Home > Divrei Torah > Parashat Shemot

Parashat Shemot

January 8, 2007

By Charles R. Lightner

‘. . . but the bush was not consumed’

Perhaps no single phrase in our history has been so influential as that included by Moses in his formulation of the Shema: ‘Adonai Echad.’ We can trace the development of the basic monotheistic idea in our texts over time in a fairly straightforward way. That there exists only one God, however, does not express the full range of meaning our sages have found in the phrase ‘Adonai Echad.’

The phrase can also be read as describing an attribute of God i.e. oneness or unity. Read alongside Exodus 3:14 ‘And God said to Moses, ‘I Am that I Am’. . .’ it can convey the idea of pure existence or beingness. It also anticipates Isaiah 6:3 ‘The whole earth is filled with His glory.’ That God is both immanent and transcendent is a fundamental concept of our tradition, especially our mystical tradition. If we then read Malachi 3:6, with the author of the Toldot Yaacov Yosef, as: ‘I am God, I do not change’ it is possible to create a proposition that: a) everything is a manifestation of God, b) God does not change, and therefore, c) nothing truly changes.

In other words: ‘. . . but the bush was not consumed.’

What happened to Moses at the burning bush?

First, we are told that ‘an angel appeared to him in a flame of fire.’ Then, ‘he looked and suddenly, the bush was ablaze but the bush was not consumed.’ How was it that the angel appeared to him before he had actually turned to look? Rashi suggests that the messenger may have appeared in ‘the heart of a fire.’ Without doing too much grammatical damage to the commentary we might read this ‘ as does the mystic, Abraham Abulafia – as ‘a heart of fire’ or in other words as an inspiration.

Moses was inspired to turn and to observe the burning bush. The notion of the message being an inspiration is reinforced by the interior monologue that follows: ‘Let me go aside and see this great sight, why does the bush not burn?’ It was only when Moses had acted on his inspiration; only when he had turned and observed, that ‘God called out to him . . .’

What was God’s call? Initially it was only Moses’s name. God said from within the bush, ‘Moses, Moses.’ Why did God need to call his name twice? Did Moses need to be called twice to recognize that it was God Who was calling him, or perhaps even to recognize that he was being called?

Perhaps that moment between the first calling of his name and the second was a moment of further inspiration for Moses; a moment when all else ceased to exist for him; a moment of supreme clarity; a moment of realization of the nature of both God and creation; a realization that would later be expressed in his teaching in Deuteronomy. But what might have triggered this further realization?
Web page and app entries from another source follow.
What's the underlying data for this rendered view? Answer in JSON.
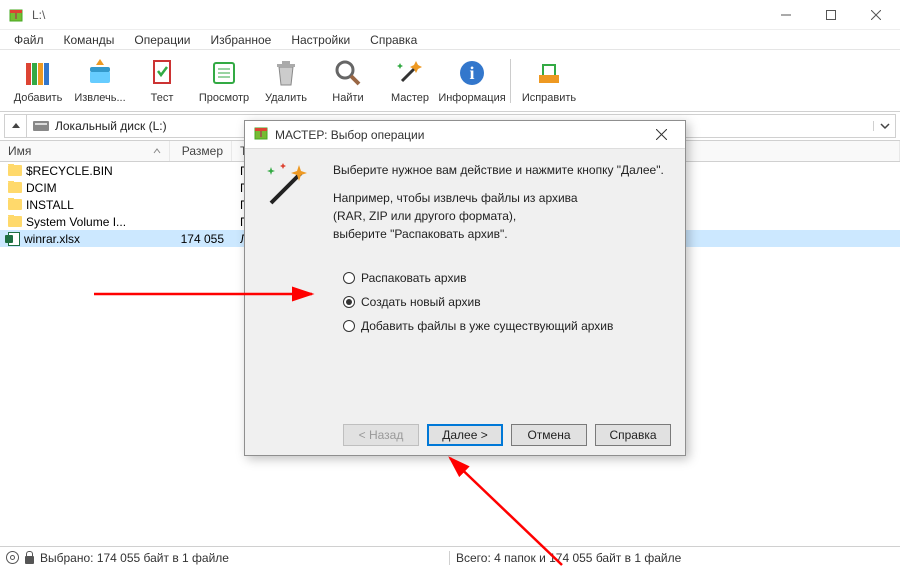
{
  "window": {
    "title": "L:\\"
  },
  "menu": {
    "items": [
      "Файл",
      "Команды",
      "Операции",
      "Избранное",
      "Настройки",
      "Справка"
    ]
  },
  "toolbar": {
    "buttons": [
      {
        "name": "add",
        "label": "Добавить"
      },
      {
        "name": "extract",
        "label": "Извлечь..."
      },
      {
        "name": "test",
        "label": "Тест"
      },
      {
        "name": "view",
        "label": "Просмотр"
      },
      {
        "name": "delete",
        "label": "Удалить"
      },
      {
        "name": "find",
        "label": "Найти"
      },
      {
        "name": "wizard",
        "label": "Мастер"
      },
      {
        "name": "info",
        "label": "Информация"
      },
      {
        "name": "repair",
        "label": "Исправить"
      }
    ]
  },
  "address": {
    "text": "Локальный диск (L:)"
  },
  "columns": {
    "name": "Имя",
    "size": "Размер",
    "type": "Тип"
  },
  "files": [
    {
      "name": "$RECYCLE.BIN",
      "size": "",
      "type": "Пап",
      "kind": "folder"
    },
    {
      "name": "DCIM",
      "size": "",
      "type": "Пап",
      "kind": "folder"
    },
    {
      "name": "INSTALL",
      "size": "",
      "type": "Пап",
      "kind": "folder"
    },
    {
      "name": "System Volume I...",
      "size": "",
      "type": "Пап",
      "kind": "folder"
    },
    {
      "name": "winrar.xlsx",
      "size": "174 055",
      "type": "Лис",
      "kind": "xlsx",
      "selected": true
    }
  ],
  "status": {
    "left": "Выбрано: 174 055 байт в 1 файле",
    "right": "Всего: 4 папок и 174 055 байт в 1 файле"
  },
  "dialog": {
    "title": "МАСТЕР:  Выбор операции",
    "line1": "Выберите нужное вам действие и нажмите кнопку \"Далее\".",
    "line2a": "Например, чтобы извлечь файлы из архива",
    "line2b": "(RAR, ZIP или другого формата),",
    "line2c": "выберите \"Распаковать архив\".",
    "options": [
      {
        "label": "Распаковать архив",
        "checked": false
      },
      {
        "label": "Создать новый архив",
        "checked": true
      },
      {
        "label": "Добавить файлы в уже существующий архив",
        "checked": false
      }
    ],
    "buttons": {
      "back": "< Назад",
      "next": "Далее >",
      "cancel": "Отмена",
      "help": "Справка"
    }
  }
}
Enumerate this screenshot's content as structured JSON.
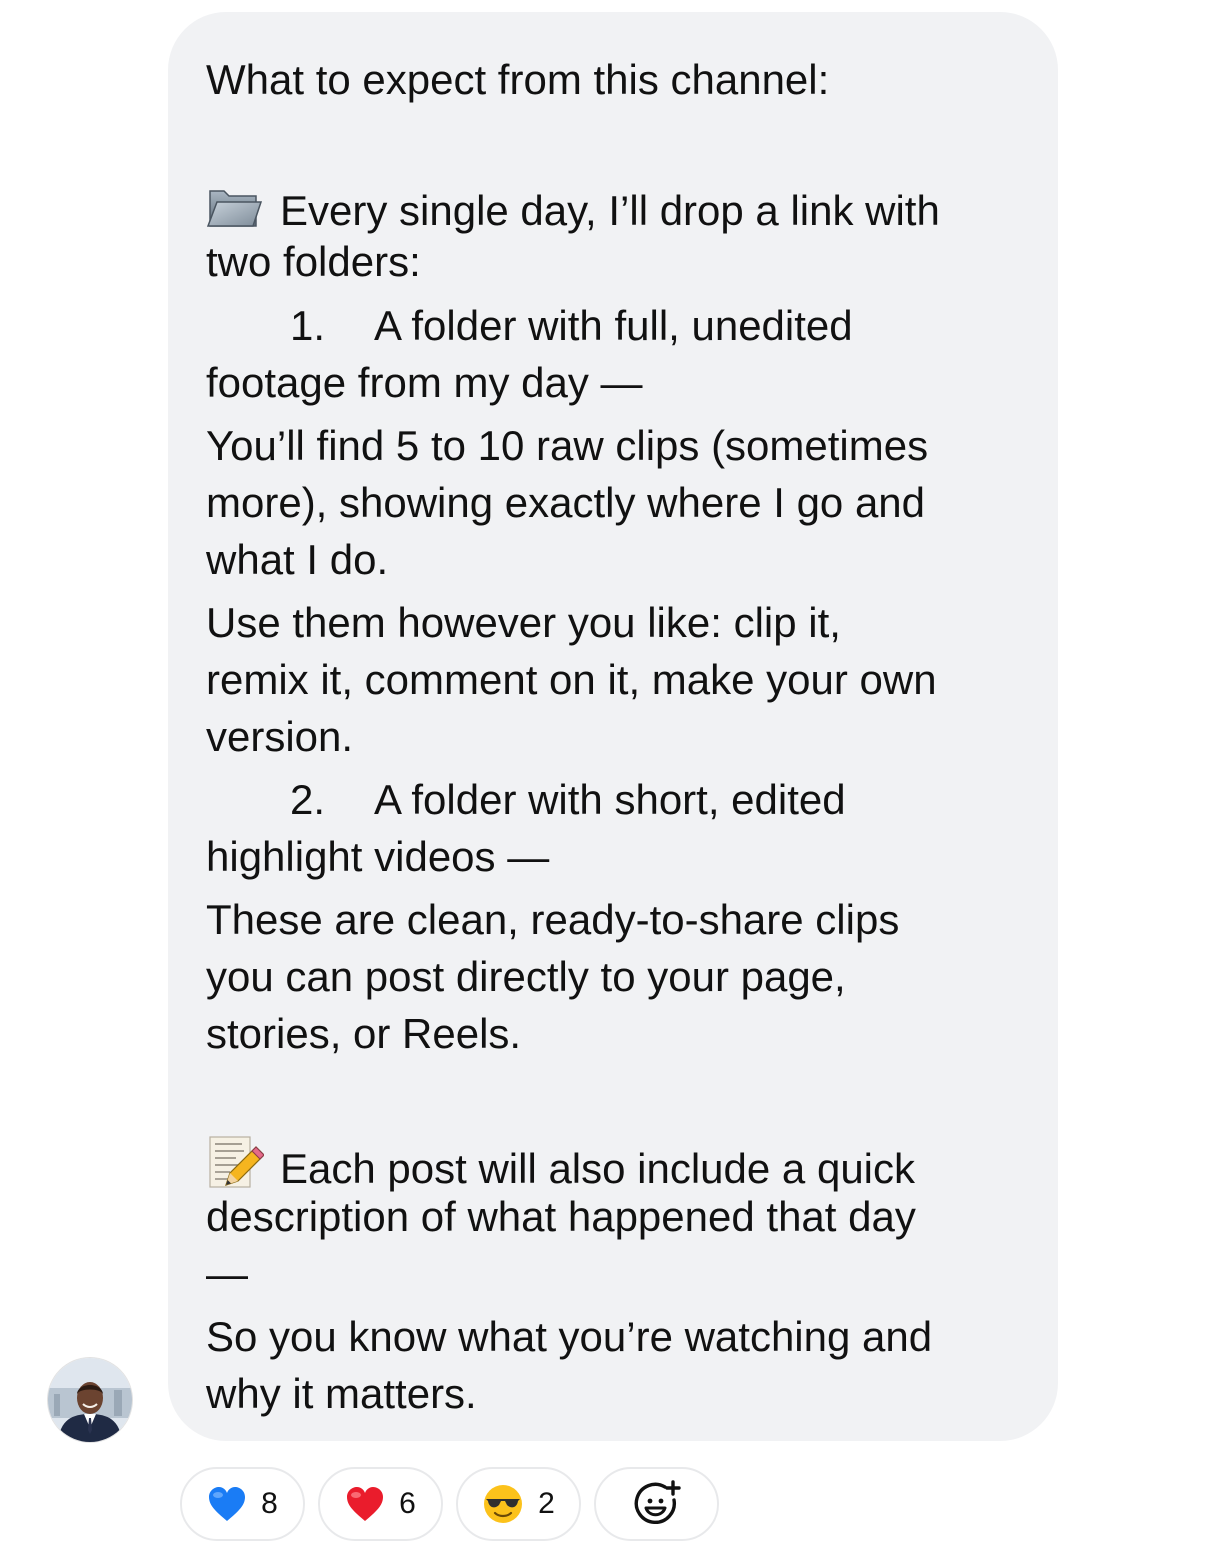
{
  "message": {
    "heading": "What to expect from this channel:",
    "section1": {
      "emoji_icon": "open-folder-icon",
      "line1": "Every single day, I’ll drop a link with",
      "line2": "two folders:"
    },
    "item1": {
      "number": "1.",
      "line1": "A folder with full, unedited",
      "line2": "footage from my day —"
    },
    "item1_desc": {
      "line1": "You’ll find 5 to 10 raw clips (sometimes",
      "line2": "more), showing exactly where I go and",
      "line3": "what I do."
    },
    "item1_use": {
      "line1": "Use them however you like: clip it,",
      "line2": "remix it, comment on it, make your own",
      "line3": "version."
    },
    "item2": {
      "number": "2.",
      "line1": "A folder with short, edited",
      "line2": "highlight videos —"
    },
    "item2_desc": {
      "line1": "These are clean, ready-to-share clips",
      "line2": "you can post directly to your page,",
      "line3": "stories, or Reels."
    },
    "section2": {
      "emoji_icon": "memo-pencil-icon",
      "line1": "Each post will also include a quick",
      "line2": "description of what happened that day",
      "line3": "—"
    },
    "closing": {
      "line1": "So you know what you’re watching and",
      "line2": "why it matters."
    }
  },
  "sender": {
    "avatar_icon": "person-in-suit-avatar"
  },
  "reactions": [
    {
      "icon": "blue-heart-icon",
      "count": "8"
    },
    {
      "icon": "red-heart-icon",
      "count": "6"
    },
    {
      "icon": "sunglasses-face-icon",
      "count": "2"
    },
    {
      "icon": "add-reaction-icon",
      "count": ""
    }
  ],
  "colors": {
    "bubble": "#f1f2f4",
    "text": "#111111",
    "blue_heart": "#1a7cf5",
    "red_heart": "#ea1c2c",
    "smiley": "#fcc21b"
  }
}
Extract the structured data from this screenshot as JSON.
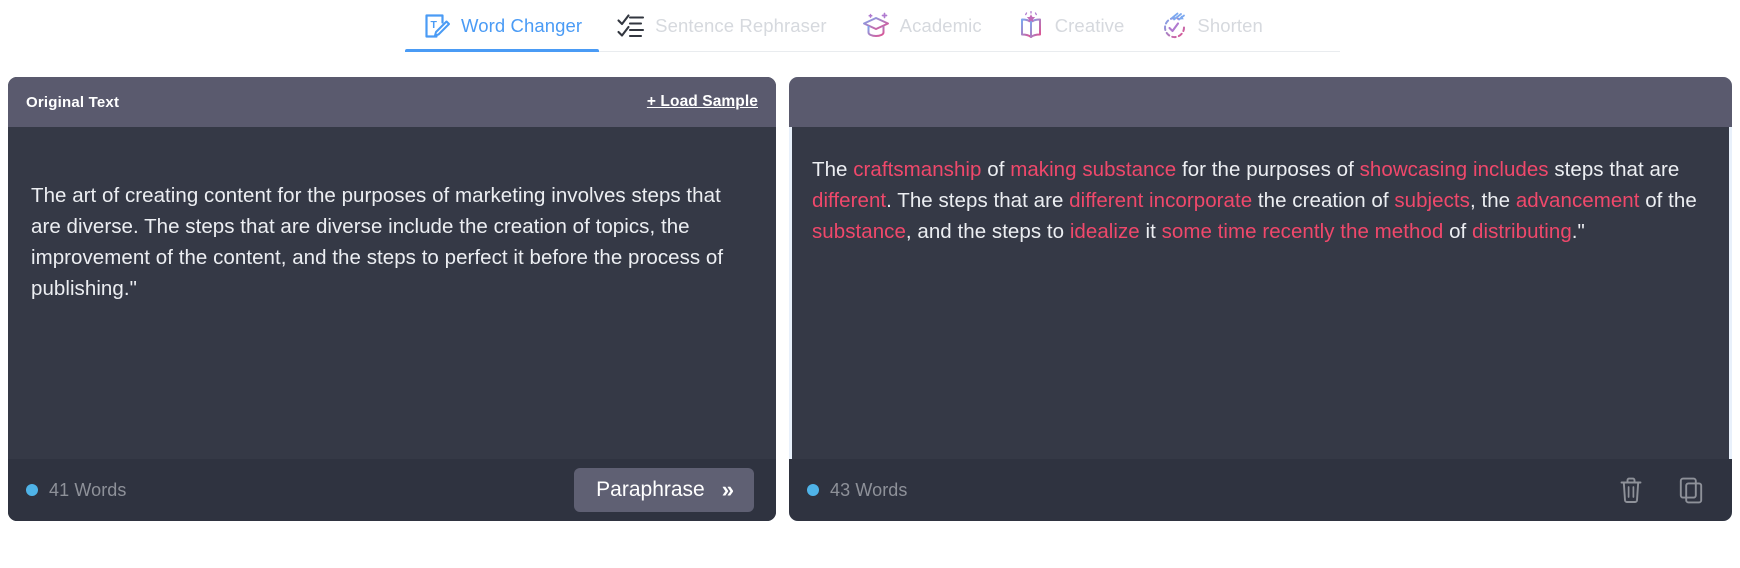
{
  "tabs": [
    {
      "id": "word-changer",
      "label": "Word Changer",
      "icon": "text-edit-icon",
      "active": true
    },
    {
      "id": "sentence-rephraser",
      "label": "Sentence Rephraser",
      "icon": "checklist-icon",
      "active": false
    },
    {
      "id": "academic",
      "label": "Academic",
      "icon": "graduation-cap-icon",
      "active": false
    },
    {
      "id": "creative",
      "label": "Creative",
      "icon": "open-book-icon",
      "active": false
    },
    {
      "id": "shorten",
      "label": "Shorten",
      "icon": "shorten-clock-icon",
      "active": false
    }
  ],
  "left_panel": {
    "title": "Original Text",
    "load_sample_label": "+ Load Sample",
    "text": "The art of creating content for the purposes of marketing involves steps that are diverse. The steps that are diverse include the creation of topics, the improvement of the content, and the steps to perfect it before the process of publishing.\"",
    "word_count": "41 Words",
    "paraphrase_label": "Paraphrase",
    "paraphrase_chevron": "»",
    "spinner_icon": "loading-spinner-icon"
  },
  "right_panel": {
    "title": "",
    "word_count": "43 Words",
    "delete_icon": "trash-icon",
    "copy_icon": "copy-icon",
    "segments": [
      {
        "t": "The ",
        "hl": false
      },
      {
        "t": "craftsmanship",
        "hl": true
      },
      {
        "t": " of ",
        "hl": false
      },
      {
        "t": "making substance",
        "hl": true
      },
      {
        "t": " for the purposes of ",
        "hl": false
      },
      {
        "t": "showcasing includes",
        "hl": true
      },
      {
        "t": " steps that are ",
        "hl": false
      },
      {
        "t": "different",
        "hl": true
      },
      {
        "t": ". The steps that are ",
        "hl": false
      },
      {
        "t": "different incorporate",
        "hl": true
      },
      {
        "t": " the creation of ",
        "hl": false
      },
      {
        "t": "subjects",
        "hl": true
      },
      {
        "t": ", the ",
        "hl": false
      },
      {
        "t": "advancement",
        "hl": true
      },
      {
        "t": " of the ",
        "hl": false
      },
      {
        "t": "substance",
        "hl": true
      },
      {
        "t": ", and the steps to ",
        "hl": false
      },
      {
        "t": "idealize",
        "hl": true
      },
      {
        "t": " it ",
        "hl": false
      },
      {
        "t": "some time recently the method",
        "hl": true
      },
      {
        "t": " of ",
        "hl": false
      },
      {
        "t": "distributing",
        "hl": true
      },
      {
        "t": ".\"",
        "hl": false
      }
    ]
  },
  "colors": {
    "accent_blue": "#4a9bf5",
    "highlight_pink": "#f0486b",
    "panel_bg": "#353946",
    "panel_head": "#5a5a6e",
    "footer_bg": "#2f3340",
    "teal": "#0f9b80"
  }
}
Could it have been simply the heat of the fire!

Was it literally true that the bush was not consumed or did Moses the shepherd, accustomed to long nights in the cold desert, realize that the physical substance of the bush had become the energy of heat; that it had not been consumed, only transformed.

Did this intuition of the attribute of nature that we know today as The Law of Conservation of Matter and Energy, create in Moses’ consciousness the ability to intuit a similar unity and constancy in the nature of God?

Did this flash of understanding, fragile and tentative as it might have yet been, create in that place such a ‘singularity’ that God called the ground itself holy? Was it the heat of this fire that came to create an understanding in Moses that allowed him to communicate with God in a way that no other could?

Did the first calling of Moses’ name literally stop him in his tracks and reorder his understanding of his world and his God? If so, how can we imagine the second? How might God have called his name after Moses’ world had been so dramatically changed? We might imagine the first as a sharp call to attention and the second as the soft beckoning of an understanding parent.

Whether or not there was this second flash of understanding, this leap from an intuition of nature to an intuition of the nature of God, one thing does seem clear. Moses acted on his initial inspiration before he was called by God, before God identified Himself, before it was said that the ground was holy.

The single prophet standing before a burning thorn bush foreshadows not only the theophany at Sinai but also the response of the people ‘Na’aseh v’nishmah’ ‘ We will do and we will listen.